      Hearing that the people of the Kingdom of Naples were awaiting only the appearance of a leader to rise en masse, the Bandieras gathered a band of about 20 young men and set sail for Calabria (the toe of Italy) on June 12, 1844. Landing at Cotrone four days later, they intended to march on nearby Cosenza, liberating political prisoners and issuing a proclamation of independence. Their expected support did not materialize, and they were betrayed by a Corsican member of their party, Pietro Boccheciampe. The whole band was taken prisoner by a detachment of gendarmes and were taken to Cosenza, where most of them were tried and condemned to death. On July 23, 1844, the Bandieras and nine companions were executed, crying “Viva l'Italia!” as they fell.

      The execution of the Bandieras made them martyrs for the cause of Italian independence.
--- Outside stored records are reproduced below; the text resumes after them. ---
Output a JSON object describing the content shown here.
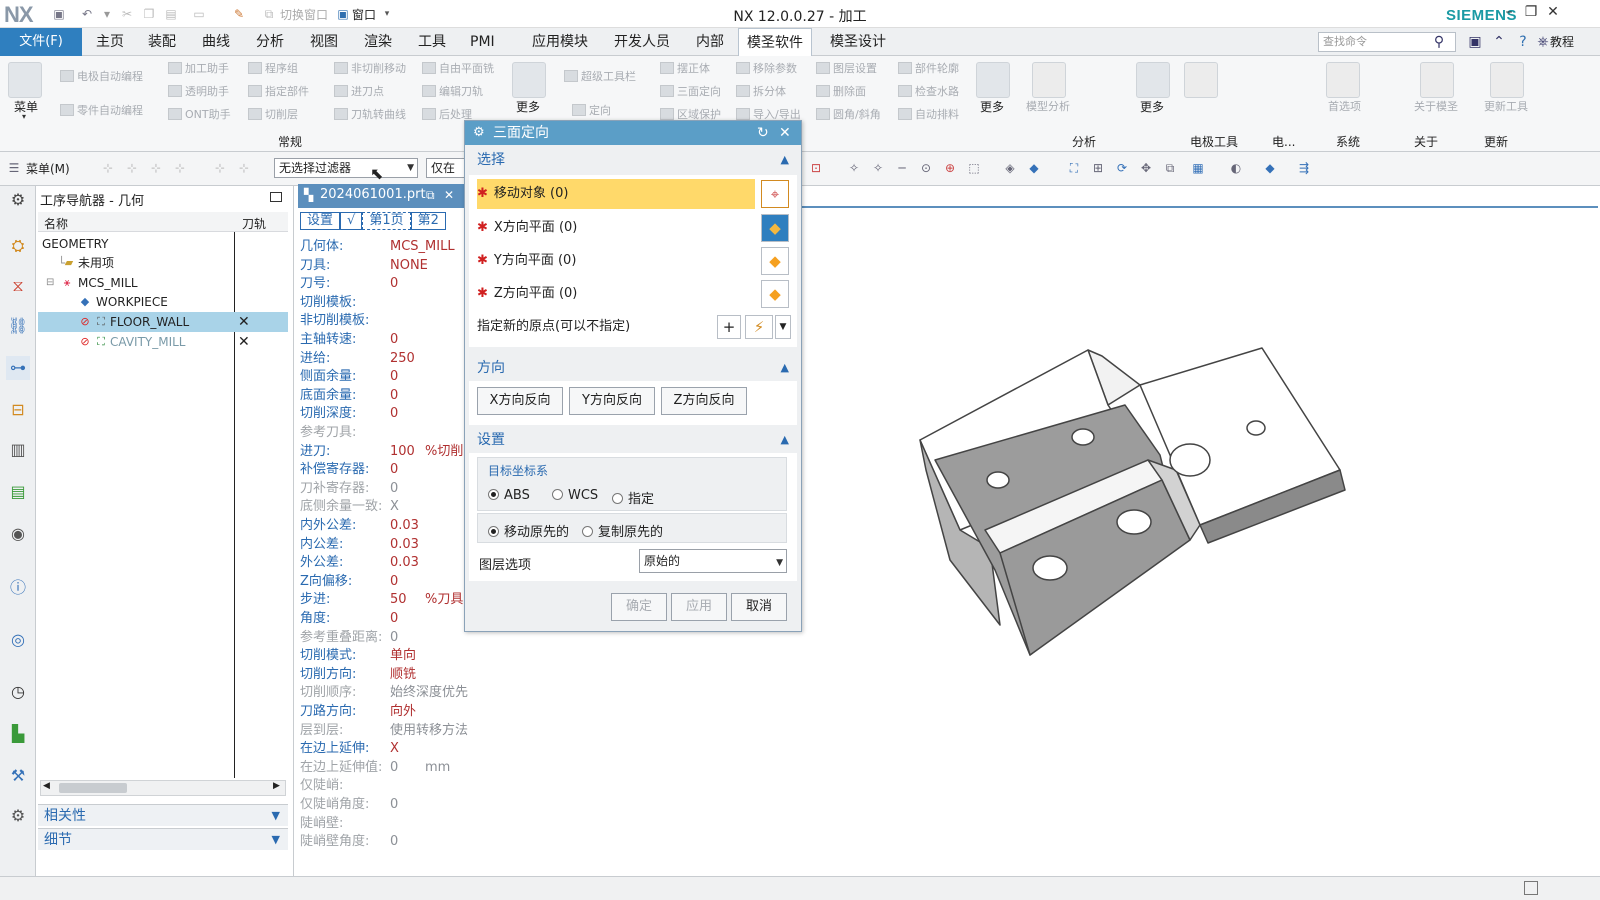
{
  "titlebar": {
    "logo": "NX",
    "title": "NX 12.0.0.27 - 加工",
    "brand": "SIEMENS",
    "switch_window": "切换窗口",
    "window_menu": "窗口"
  },
  "menubar": {
    "file": "文件(F)",
    "items": [
      "主页",
      "装配",
      "曲线",
      "分析",
      "视图",
      "渲染",
      "工具",
      "PMI",
      "应用模块",
      "开发人员",
      "内部",
      "模圣软件",
      "模圣设计"
    ],
    "active": "模圣软件",
    "search_placeholder": "查找命令",
    "tutorial": "教程"
  },
  "ribbon": {
    "menu_label": "菜单",
    "group_common": "常规",
    "col1": [
      "电极自动编程",
      "零件自动编程"
    ],
    "col2": [
      "加工助手",
      "透明助手",
      "ONT助手"
    ],
    "col3": [
      "程序组",
      "指定部件",
      "切削层"
    ],
    "col4": [
      "非切削移动",
      "进刀点",
      "刀轨转曲线"
    ],
    "col5": [
      "自由平面铣",
      "编辑刀轨",
      "后处理"
    ],
    "more1": "更多",
    "col6": [
      "超级工具栏",
      "定向"
    ],
    "col7": [
      "摆正体",
      "三面定向",
      "区域保护"
    ],
    "col8": [
      "移除参数",
      "拆分体",
      "导入/导出"
    ],
    "col9": [
      "图层设置",
      "删除面",
      "圆角/斜角"
    ],
    "col10": [
      "部件轮廓",
      "检查水路",
      "自动排料"
    ],
    "more2": "更多",
    "model_analysis": "模型分析",
    "more3": "更多",
    "group_analysis": "分析",
    "group_electrode_tools": "电极工具",
    "group_electrode_short": "电...",
    "preferences": "首选项",
    "about_mosheng": "关于模圣",
    "update_tools": "更新工具",
    "group_system": "系统",
    "group_about": "关于",
    "group_update": "更新"
  },
  "toolbar2": {
    "menu": "菜单(M)",
    "filter": "无选择过滤器",
    "scope": "仅在工"
  },
  "navigator": {
    "title": "工序导航器 - 几何",
    "col_name": "名称",
    "col_path": "刀轨",
    "rows": [
      {
        "label": "GEOMETRY"
      },
      {
        "label": "未用项"
      },
      {
        "label": "MCS_MILL"
      },
      {
        "label": "WORKPIECE"
      },
      {
        "label": "FLOOR_WALL",
        "path": "✕"
      },
      {
        "label": "CAVITY_MILL",
        "path": "✕"
      }
    ],
    "sections": [
      "相关性",
      "细节"
    ]
  },
  "doc_tab": {
    "label": "2024061001.prt"
  },
  "op_panel": {
    "tabs": [
      "设置",
      "√",
      "第1页",
      "第2"
    ],
    "rows": [
      {
        "label": "几何体:",
        "value": "MCS_MILL"
      },
      {
        "label": "刀具:",
        "value": "NONE"
      },
      {
        "label": "刀号:",
        "value": "0"
      },
      {
        "label": "切削模板:",
        "value": ""
      },
      {
        "label": "非切削模板:",
        "value": ""
      },
      {
        "label": "主轴转速:",
        "value": "0"
      },
      {
        "label": "进给:",
        "value": "250"
      },
      {
        "label": "侧面余量:",
        "value": "0"
      },
      {
        "label": "底面余量:",
        "value": "0"
      },
      {
        "label": "切削深度:",
        "value": "0"
      },
      {
        "label": "参考刀具:",
        "value": ""
      },
      {
        "label": "进刀:",
        "value": "100",
        "unit": "%切削"
      },
      {
        "label": "补偿寄存器:",
        "value": "0"
      },
      {
        "label": "刀补寄存器:",
        "value": "0"
      },
      {
        "label": "底侧余量一致:",
        "value": "X"
      },
      {
        "label": "内外公差:",
        "value": "0.03"
      },
      {
        "label": "内公差:",
        "value": "0.03"
      },
      {
        "label": "外公差:",
        "value": "0.03"
      },
      {
        "label": "Z向偏移:",
        "value": "0"
      },
      {
        "label": "步进:",
        "value": "50",
        "unit": "%刀具"
      },
      {
        "label": "角度:",
        "value": "0"
      },
      {
        "label": "参考重叠距离:",
        "value": "0"
      },
      {
        "label": "切削模式:",
        "value": "单向"
      },
      {
        "label": "切削方向:",
        "value": "顺铣"
      },
      {
        "label": "切削顺序:",
        "value": "始终深度优先"
      },
      {
        "label": "刀路方向:",
        "value": "向外"
      },
      {
        "label": "层到层:",
        "value": "使用转移方法"
      },
      {
        "label": "在边上延伸:",
        "value": "X"
      },
      {
        "label": "在边上延伸值:",
        "value": "0",
        "unit": "mm"
      },
      {
        "label": "仅陡峭:",
        "value": ""
      },
      {
        "label": "仅陡峭角度:",
        "value": "0"
      },
      {
        "label": "陡峭壁:",
        "value": ""
      },
      {
        "label": "陡峭壁角度:",
        "value": "0"
      }
    ]
  },
  "dialog": {
    "title": "三面定向",
    "sec_select": "选择",
    "move_object": "移动对象 (0)",
    "x_plane": "X方向平面 (0)",
    "y_plane": "Y方向平面 (0)",
    "z_plane": "Z方向平面 (0)",
    "origin_label": "指定新的原点(可以不指定)",
    "sec_direction": "方向",
    "x_reverse": "X方向反向",
    "y_reverse": "Y方向反向",
    "z_reverse": "Z方向反向",
    "sec_settings": "设置",
    "target_cs_label": "目标坐标系",
    "cs_options": [
      "ABS",
      "WCS",
      "指定"
    ],
    "cs_selected": "ABS",
    "copy_options": [
      "移动原先的",
      "复制原先的"
    ],
    "copy_selected": "移动原先的",
    "layer_label": "图层选项",
    "layer_value": "原始的",
    "ok": "确定",
    "apply": "应用",
    "cancel": "取消"
  },
  "colors": {
    "accent": "#2f7fbf",
    "dialog_title": "#5b9ec7",
    "highlight": "#ffd96a",
    "selected_row": "#a9d3e8"
  }
}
The execution also had wide repercussions extending to England. Mazzini proved that his correspondence with the Bandieras had been systematically opened on the orders of the British home secretary, Sir James Graham. He charged the British Foreign Office with having forwarded their plans to the Austrians. That accusation was later disproved, but it gave Mazzini the opportunity of making an eloquent plea for his cause in a famous “Letter to Sir James Graham.”

* * *


Universalium. 2010.

Look at other dictionaries:

  • Bandiera Brothers — The Bandiera Brothers (in Italian: Fratelli Bandiera ) were Italian patriots, Attilio and Emilio Bandiera, (1811 ndash;1844 and 1819 ndash;1844).BackgroundThe two brothers were sons of Baron Francesco Bandiera, an admiral in the Austro Hungarian… …   Wikipedia

  • Bandiera — This is a famous Italian surname of nobility. Historically it was much associated in the early 19th century with the creation of Italy as a nation state, finally accomplished by Garribaldi in 1860. The surname means a flag or battle standard,… …   Surnames reference

  • Frères Bandiera — Attilio Bandiera (né à Venise le 24 mai 1810, mort à Rovito le 25 juillet 1844) et Emilio Bandiera (né à Venise le 20 juin 1819, mort à Rovito le 25 juillet 1844) sont des patriotes italiens. Sommaire 1 …   Wikipédia en Français

  • Cosenza —   Comune   Città di Cosenza View of the old town …   Wikipedia

  • История почты и почтовых марок Италии —  Италия …   Википедия

  • Italy — /it l ee/, n. a republic in S Europe, comprising a peninsula S of the Alps, and Sicily, Sardinia, Elba, and other smaller islands: a kingdom 1870 1946. 57,534,088; 116,294 sq. mi. (301,200 sq. km). Cap.: Rome. Italian, Italia. * * * Italy… …   Universalium

  • Ferdinand II — 1. ( the Catholic ) 1452 1516, founder of the Spanish monarchy 1506: king of Sicily 1468 1516, king of Aragon 1479 1516; as Ferdinand III, king of Naples 1504 16; as King Ferdinand V, joint sovereign (with Isabella I) of Castile 1474 1504. 2.… …   Universalium

  • Daniele Manin — Manin from the 1875 monument by Luigi Borro in Venice. Daniele Manin (13 May 1804 – 22 September 1857) was an Italian patriot and …   Wikipedia

  • Ricciotti Garibaldi — (1847 1924) was an Italian soldier, the fourth son of Giuseppe Garibaldi and Anita Garibaldi. Born in Montevideo, he was named in honour of Nicola Ricciotti, a patriot executed during the failed expedition of the Bandiera Brothers against the… …   Wikipedia

  • Cosenza — /kaw zen tsah/, n. a city in S Italy. 102,475. * * * ▪ Italy Latin  Cosentia         city, north central Calabria regione (region), southern Italy, on the Crati River at its confluence with the Busento, north northeast of Reggio di Calabria. The… …   Universalium

Share the article and excerpts

Direct link
Do a right-click on the link above
and select “Copy Link”

We are using cookies for the best presentation of our site. Continuing to use this site, you agree with this.